This week I am attending the World Economic Forum in India with leading politicians, economists, business leaders and community leaders. It is interesting to note that one particular issue has come to the fore at the forum this week after the US election result: a real and more focused conversation about the future of Afghanistan.
When you say, "abolish capitalism", what do you want me to do? Do I take the banks down? That's ridiculous. Do I stop making and selling things? The world would stop turning. Make a demand I can act on.
We are living in dangerous times. As the past has shown us, human rights' atrocities often go hand-in-hand with poverty, neglect and inequity. We cannot ignore the past. And as we reflect on the errors of a different age, we must make sure that such messages are not repeated in 2012.
The World Economic Forum's ability to convene the highest operating public and private actors with equal ease is now well established and is evidenced each year at its annual forum in Davos. This niche creates the space for stakeholder engagement in the current global economic environment where global solutions can best be achieved by exploiting public-private synergy.
It has long been accepted that infrastructure development is a vital piece of the growth puzzle. David Cameron certainly subscribes to this mantra, having put infrastructure at the heart of his growth strategy when he outlined a huge £30bn investment over the next four years.
With bankers' bonus season in full swing, and thanks to relatively recent European rules, we at least get to see exactly the sort of pay deals being awarded to the top bankers in the City. RBS chief executive Stephen Hester's bonus, which he eventually turned down following public outrage, will be followed by a series of other bonus announcements in the coming weeks.
This year, the elites in Davos - debating the future of capitalism - faced a little more self-doubt than usual as to whether they have the best ideas to run the world, not least in the face of the intractable euro crisis. But the future of capitalism is just one big global challenge among many facing today's world including climate change, poverty, conflict, instability and oppression.

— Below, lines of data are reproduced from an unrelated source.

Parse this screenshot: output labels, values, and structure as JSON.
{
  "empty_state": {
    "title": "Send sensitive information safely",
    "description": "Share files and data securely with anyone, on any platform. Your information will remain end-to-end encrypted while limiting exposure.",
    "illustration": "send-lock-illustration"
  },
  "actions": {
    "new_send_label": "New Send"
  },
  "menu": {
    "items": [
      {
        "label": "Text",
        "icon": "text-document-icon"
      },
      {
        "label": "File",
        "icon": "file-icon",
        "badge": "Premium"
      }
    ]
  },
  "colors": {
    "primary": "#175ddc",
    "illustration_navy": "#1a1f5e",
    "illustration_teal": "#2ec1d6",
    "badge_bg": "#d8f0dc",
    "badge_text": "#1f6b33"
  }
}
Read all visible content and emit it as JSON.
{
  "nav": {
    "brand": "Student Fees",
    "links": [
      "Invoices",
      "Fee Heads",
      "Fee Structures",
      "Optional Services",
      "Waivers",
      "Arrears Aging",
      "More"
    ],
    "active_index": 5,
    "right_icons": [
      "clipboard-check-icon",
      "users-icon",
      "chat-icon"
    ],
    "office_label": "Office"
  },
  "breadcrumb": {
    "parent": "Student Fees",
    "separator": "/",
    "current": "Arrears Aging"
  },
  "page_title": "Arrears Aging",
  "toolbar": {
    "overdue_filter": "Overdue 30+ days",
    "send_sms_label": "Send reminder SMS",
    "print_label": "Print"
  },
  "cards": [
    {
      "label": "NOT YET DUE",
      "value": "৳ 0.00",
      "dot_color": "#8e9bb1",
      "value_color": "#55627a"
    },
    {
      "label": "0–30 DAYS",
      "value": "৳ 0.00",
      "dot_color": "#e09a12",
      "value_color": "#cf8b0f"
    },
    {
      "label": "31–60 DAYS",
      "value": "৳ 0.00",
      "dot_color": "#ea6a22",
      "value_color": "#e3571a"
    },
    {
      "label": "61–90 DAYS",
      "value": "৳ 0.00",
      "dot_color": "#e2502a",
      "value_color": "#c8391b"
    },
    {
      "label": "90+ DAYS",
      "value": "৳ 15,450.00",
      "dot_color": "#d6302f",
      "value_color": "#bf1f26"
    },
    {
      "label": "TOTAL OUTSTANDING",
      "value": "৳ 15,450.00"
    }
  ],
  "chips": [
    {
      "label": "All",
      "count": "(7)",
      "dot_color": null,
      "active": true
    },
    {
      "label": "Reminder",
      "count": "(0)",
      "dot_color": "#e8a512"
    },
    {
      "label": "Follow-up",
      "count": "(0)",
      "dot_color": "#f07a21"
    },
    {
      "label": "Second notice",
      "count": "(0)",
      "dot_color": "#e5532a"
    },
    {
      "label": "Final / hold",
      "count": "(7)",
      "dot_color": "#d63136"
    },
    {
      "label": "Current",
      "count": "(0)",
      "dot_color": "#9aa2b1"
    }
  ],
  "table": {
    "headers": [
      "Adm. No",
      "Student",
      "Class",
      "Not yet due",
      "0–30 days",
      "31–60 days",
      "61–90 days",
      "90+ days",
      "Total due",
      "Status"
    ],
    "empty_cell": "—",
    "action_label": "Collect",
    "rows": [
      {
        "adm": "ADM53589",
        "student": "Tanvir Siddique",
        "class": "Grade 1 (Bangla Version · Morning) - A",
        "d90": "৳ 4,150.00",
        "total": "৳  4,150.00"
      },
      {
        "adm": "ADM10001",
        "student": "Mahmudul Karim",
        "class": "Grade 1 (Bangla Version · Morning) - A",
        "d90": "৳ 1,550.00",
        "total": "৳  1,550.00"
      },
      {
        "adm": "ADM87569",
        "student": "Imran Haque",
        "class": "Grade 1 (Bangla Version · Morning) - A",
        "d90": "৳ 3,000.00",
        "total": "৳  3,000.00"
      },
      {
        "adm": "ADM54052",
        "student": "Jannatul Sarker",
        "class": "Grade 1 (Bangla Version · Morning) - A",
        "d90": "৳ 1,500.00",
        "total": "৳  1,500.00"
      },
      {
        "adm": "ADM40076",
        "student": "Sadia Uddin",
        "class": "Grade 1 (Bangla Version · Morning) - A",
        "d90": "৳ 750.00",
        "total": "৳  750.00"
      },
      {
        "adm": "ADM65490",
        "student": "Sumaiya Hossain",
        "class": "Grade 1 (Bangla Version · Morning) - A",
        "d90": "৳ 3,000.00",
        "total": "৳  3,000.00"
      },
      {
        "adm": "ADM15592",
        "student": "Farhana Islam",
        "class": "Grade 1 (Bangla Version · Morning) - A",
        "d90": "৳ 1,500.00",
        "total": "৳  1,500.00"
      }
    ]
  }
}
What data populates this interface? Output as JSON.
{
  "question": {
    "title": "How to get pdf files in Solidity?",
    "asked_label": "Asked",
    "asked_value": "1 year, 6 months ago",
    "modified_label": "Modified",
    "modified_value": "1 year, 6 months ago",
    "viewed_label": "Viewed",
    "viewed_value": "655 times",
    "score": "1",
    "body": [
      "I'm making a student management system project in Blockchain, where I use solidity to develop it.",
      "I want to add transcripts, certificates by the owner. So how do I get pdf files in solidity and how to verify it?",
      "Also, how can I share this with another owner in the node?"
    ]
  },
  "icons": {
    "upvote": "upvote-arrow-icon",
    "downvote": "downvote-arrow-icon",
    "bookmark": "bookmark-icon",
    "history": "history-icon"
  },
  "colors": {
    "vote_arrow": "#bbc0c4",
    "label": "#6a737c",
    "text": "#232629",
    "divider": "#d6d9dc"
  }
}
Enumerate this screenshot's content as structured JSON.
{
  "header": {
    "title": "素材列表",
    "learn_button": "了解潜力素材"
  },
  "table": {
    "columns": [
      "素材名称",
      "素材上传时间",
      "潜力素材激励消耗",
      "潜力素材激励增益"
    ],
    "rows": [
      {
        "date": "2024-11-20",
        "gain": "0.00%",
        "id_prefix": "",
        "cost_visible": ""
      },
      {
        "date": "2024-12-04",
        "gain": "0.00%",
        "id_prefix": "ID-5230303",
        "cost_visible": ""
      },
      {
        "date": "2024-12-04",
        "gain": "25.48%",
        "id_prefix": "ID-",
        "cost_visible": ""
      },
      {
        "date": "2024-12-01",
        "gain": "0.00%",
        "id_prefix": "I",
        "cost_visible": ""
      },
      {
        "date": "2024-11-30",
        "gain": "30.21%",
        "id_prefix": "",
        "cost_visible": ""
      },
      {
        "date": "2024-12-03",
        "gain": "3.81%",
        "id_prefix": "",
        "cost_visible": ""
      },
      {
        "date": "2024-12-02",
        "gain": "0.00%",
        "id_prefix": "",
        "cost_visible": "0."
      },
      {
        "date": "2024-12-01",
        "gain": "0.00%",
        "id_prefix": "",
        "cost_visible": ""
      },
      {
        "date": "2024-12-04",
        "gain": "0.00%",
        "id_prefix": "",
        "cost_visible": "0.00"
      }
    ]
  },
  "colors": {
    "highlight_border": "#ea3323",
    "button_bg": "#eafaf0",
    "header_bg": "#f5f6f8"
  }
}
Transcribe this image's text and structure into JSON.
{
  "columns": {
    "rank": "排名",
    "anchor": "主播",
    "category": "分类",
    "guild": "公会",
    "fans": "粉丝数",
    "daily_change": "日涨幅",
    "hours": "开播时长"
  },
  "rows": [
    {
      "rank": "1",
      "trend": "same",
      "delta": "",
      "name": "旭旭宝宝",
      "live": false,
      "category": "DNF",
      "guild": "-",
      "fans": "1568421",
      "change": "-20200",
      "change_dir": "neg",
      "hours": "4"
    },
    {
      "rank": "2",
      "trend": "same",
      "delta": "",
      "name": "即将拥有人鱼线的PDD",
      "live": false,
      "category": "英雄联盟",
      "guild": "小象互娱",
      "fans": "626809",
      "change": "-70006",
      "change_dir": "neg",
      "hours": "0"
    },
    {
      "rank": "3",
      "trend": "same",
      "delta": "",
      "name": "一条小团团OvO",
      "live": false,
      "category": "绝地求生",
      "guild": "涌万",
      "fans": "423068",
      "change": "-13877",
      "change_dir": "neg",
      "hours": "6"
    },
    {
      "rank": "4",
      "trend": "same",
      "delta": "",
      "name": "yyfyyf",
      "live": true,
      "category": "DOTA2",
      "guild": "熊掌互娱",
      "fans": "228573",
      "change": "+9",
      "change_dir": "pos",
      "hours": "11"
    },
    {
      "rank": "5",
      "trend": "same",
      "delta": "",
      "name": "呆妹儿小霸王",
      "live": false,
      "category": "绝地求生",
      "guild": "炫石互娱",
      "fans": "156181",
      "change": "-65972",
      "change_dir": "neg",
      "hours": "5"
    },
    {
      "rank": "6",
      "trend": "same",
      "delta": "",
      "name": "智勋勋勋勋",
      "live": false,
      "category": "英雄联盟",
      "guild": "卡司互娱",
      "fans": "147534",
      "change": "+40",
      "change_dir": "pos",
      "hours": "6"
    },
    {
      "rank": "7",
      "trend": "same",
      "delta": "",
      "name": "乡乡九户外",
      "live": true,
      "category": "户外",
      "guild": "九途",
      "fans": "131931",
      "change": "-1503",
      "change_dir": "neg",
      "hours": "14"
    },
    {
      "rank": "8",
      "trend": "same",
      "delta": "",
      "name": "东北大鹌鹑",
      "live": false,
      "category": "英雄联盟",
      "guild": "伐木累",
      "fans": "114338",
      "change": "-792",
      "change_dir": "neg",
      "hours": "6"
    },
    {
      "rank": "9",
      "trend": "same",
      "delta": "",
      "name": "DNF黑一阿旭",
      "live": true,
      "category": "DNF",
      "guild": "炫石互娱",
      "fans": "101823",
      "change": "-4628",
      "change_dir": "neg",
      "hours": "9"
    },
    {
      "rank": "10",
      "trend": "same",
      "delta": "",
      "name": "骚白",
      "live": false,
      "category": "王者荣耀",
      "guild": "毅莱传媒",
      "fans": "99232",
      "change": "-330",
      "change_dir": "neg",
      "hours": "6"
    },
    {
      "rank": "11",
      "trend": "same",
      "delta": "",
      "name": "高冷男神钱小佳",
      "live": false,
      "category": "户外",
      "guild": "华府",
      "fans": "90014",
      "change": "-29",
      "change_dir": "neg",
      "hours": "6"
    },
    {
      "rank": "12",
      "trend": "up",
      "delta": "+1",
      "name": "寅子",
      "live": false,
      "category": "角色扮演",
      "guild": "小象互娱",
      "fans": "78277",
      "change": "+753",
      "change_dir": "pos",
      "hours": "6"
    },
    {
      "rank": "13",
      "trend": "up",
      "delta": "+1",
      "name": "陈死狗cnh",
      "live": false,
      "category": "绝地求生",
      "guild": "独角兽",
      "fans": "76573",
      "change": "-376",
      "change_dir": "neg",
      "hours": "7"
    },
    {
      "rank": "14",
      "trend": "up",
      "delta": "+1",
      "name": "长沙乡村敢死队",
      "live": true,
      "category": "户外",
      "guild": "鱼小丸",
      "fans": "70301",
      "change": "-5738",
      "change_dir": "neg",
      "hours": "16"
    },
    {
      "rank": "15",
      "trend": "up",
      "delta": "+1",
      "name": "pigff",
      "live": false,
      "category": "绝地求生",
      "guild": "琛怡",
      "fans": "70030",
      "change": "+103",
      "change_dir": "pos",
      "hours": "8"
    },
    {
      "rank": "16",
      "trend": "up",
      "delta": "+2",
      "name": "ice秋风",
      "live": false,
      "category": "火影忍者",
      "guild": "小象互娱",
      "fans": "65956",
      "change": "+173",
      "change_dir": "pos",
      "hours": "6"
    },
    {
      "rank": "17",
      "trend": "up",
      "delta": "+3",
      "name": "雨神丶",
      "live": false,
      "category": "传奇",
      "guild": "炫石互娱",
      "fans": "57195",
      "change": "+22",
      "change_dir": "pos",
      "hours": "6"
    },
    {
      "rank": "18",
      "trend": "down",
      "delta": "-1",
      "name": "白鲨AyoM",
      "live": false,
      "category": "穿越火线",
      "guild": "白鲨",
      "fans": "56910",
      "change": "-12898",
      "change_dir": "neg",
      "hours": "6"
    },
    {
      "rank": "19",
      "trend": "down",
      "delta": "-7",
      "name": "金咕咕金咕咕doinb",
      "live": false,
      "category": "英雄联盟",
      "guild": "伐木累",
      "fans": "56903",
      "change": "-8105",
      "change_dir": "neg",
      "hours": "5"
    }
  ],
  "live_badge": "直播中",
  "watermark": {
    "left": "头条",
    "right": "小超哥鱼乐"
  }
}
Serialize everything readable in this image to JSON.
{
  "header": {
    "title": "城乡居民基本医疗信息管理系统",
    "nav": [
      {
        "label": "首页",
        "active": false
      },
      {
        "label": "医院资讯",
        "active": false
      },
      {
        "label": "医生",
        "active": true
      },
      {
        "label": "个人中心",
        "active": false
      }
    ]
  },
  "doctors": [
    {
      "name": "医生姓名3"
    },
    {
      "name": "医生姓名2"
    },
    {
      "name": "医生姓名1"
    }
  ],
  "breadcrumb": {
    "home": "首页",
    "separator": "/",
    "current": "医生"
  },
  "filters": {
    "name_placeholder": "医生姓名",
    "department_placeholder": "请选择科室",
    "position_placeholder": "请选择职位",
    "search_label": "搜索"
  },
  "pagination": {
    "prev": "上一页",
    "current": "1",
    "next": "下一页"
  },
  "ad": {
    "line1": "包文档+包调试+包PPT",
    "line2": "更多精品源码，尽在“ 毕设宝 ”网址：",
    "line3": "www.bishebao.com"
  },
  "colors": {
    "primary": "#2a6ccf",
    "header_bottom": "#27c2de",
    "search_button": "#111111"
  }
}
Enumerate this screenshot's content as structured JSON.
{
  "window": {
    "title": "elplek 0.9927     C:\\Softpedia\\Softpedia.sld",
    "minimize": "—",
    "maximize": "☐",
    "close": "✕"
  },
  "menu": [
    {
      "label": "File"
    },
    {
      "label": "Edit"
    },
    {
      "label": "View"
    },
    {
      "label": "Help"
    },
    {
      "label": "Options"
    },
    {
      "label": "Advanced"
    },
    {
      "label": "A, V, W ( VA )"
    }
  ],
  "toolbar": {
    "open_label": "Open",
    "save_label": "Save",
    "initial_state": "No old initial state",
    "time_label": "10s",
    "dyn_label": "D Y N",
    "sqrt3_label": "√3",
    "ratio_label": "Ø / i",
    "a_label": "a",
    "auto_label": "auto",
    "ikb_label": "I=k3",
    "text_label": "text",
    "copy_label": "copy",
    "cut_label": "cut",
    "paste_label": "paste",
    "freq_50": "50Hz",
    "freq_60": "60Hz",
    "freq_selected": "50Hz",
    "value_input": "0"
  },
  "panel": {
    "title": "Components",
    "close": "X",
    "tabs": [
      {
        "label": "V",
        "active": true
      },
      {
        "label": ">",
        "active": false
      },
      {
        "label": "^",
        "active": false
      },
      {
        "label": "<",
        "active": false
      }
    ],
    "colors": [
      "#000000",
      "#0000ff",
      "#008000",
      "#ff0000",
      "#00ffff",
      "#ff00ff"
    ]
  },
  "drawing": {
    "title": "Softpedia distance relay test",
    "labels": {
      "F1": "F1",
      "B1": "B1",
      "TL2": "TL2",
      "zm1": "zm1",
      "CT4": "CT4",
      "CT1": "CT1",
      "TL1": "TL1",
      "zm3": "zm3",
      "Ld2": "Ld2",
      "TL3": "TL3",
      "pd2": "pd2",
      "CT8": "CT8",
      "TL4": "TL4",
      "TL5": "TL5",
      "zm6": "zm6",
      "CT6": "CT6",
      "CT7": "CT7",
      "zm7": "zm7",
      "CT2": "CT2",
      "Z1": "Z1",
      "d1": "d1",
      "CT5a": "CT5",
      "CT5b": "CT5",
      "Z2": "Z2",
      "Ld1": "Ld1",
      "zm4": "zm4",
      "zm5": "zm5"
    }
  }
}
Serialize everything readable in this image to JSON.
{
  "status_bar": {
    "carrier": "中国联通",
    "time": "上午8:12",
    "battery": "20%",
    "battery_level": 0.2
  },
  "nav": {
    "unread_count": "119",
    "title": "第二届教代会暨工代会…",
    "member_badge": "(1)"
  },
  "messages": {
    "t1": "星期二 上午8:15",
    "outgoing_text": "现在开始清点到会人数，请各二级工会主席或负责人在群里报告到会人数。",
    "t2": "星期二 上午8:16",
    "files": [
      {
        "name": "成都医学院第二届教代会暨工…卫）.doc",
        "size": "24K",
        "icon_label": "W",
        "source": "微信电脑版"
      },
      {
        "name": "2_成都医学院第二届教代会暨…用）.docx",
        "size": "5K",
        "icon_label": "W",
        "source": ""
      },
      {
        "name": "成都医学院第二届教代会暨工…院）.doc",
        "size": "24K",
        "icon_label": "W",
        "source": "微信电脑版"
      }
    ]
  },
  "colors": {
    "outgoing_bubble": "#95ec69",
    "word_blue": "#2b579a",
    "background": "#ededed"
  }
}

Britain's current growth crisis is the hangover of a "debt-fuelled binge", Chancellor George Osborne said in an address to
Eurozone countries must show "the colour of their money" in shoring up the single currency before any IMF funds are given